For many analysts, any physical interaction between analyst and patient is off-limits. A handshake initiated by the patient is usually considered the most acceptable form of physical interaction while erotic interaction, at the other end of the spectrum, can result in the forfeiting of a professional license and possibly more. But what about physical interactions that fall between the two poles? While some therapists consider that even a pat on the back exceeds acceptable professional boundaries, others tend to be more flexible about physical encouragement.
As analysts, comfort can serve as a barometer when we are faced with any form of physical interaction with a patient.

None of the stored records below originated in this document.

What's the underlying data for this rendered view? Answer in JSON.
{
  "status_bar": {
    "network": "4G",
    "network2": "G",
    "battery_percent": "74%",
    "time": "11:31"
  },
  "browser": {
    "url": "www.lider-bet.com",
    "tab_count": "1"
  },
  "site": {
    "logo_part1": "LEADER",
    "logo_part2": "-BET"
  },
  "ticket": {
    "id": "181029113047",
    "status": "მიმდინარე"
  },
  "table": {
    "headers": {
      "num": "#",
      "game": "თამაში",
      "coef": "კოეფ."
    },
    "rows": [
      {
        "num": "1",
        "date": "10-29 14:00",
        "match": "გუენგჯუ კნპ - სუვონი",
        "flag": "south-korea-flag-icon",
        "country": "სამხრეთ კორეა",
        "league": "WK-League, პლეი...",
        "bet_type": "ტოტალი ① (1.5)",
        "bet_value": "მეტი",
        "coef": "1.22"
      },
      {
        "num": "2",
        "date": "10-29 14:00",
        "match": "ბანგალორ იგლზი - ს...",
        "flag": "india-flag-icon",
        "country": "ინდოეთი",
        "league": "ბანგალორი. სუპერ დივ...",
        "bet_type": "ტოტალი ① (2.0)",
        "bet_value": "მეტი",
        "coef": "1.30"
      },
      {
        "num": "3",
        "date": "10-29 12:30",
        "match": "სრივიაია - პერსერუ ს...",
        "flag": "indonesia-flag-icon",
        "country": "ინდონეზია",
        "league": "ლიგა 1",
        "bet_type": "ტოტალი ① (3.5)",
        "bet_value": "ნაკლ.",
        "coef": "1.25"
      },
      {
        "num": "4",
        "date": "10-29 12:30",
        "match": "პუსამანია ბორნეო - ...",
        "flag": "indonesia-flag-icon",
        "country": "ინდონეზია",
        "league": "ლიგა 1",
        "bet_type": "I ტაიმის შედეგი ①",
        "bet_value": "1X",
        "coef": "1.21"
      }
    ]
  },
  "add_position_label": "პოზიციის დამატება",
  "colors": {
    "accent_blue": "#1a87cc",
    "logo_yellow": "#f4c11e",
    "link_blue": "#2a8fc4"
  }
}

A physical response by the analyst that’s tentative, awkward or uncomfortable may cause a rupture in the treatment. When I am presented with a physical request by the analysand that makes me uncomfortable, I explore the meaning of the overture with the analysand to disarm the awkwardness. Although I do not feel uncomfortable with a handshake, if I did, I would articulate my hesitation rather than reveal any tentativeness in an awkward action.
With a physical overture, I always follow the patient’s lead. Handshakes, initiated by male patients as a gesture of thanks, are not uncommon at the end of a session. Typically, I refrain from responding physically to other physical overtures or requests and instead tend to explore them in the course of the analysis. One exception was when I worked with terminally ill patients in their homes. In these instances, my therapeutic boundaries become much more fluid since any rigidity can feel unnatural and be experienced as non-empathic.
I once had a patient who for many years talked about the distance between us and about his strong desire to hold my hand. He claimed that my holding his hand would help him feel connected and comforted. At some point I realized that my declining his request was stalling the treatment. One session, after talking again about the request, I agreed to take the risk. I came and sat next to him and gently took his hand, but when I took his hand I immediately felt awkward and hesitant about how long to hold it. When should I pull my hand away? Should I wait until he pulled his hand away? I suddenly realized there would be a rupture when I took my hand away. After about 30 seconds, I gently pulled away and sat back down in my chair. What I thought would fulfill an aching need turned into rejection. Although for years we had talked about and explored the need, the decision I made to satisfy that need, with the best intentions, backfired. Eventually we recovered from the rupture the handholding had caused and I learned about the power and risk of satisfying even the most basic of physical requests.
The experience with my patient was illuminating. And while I still have set ideas about the role physicality plays in treatment, I am open to the power of touch in the therapeutic setting.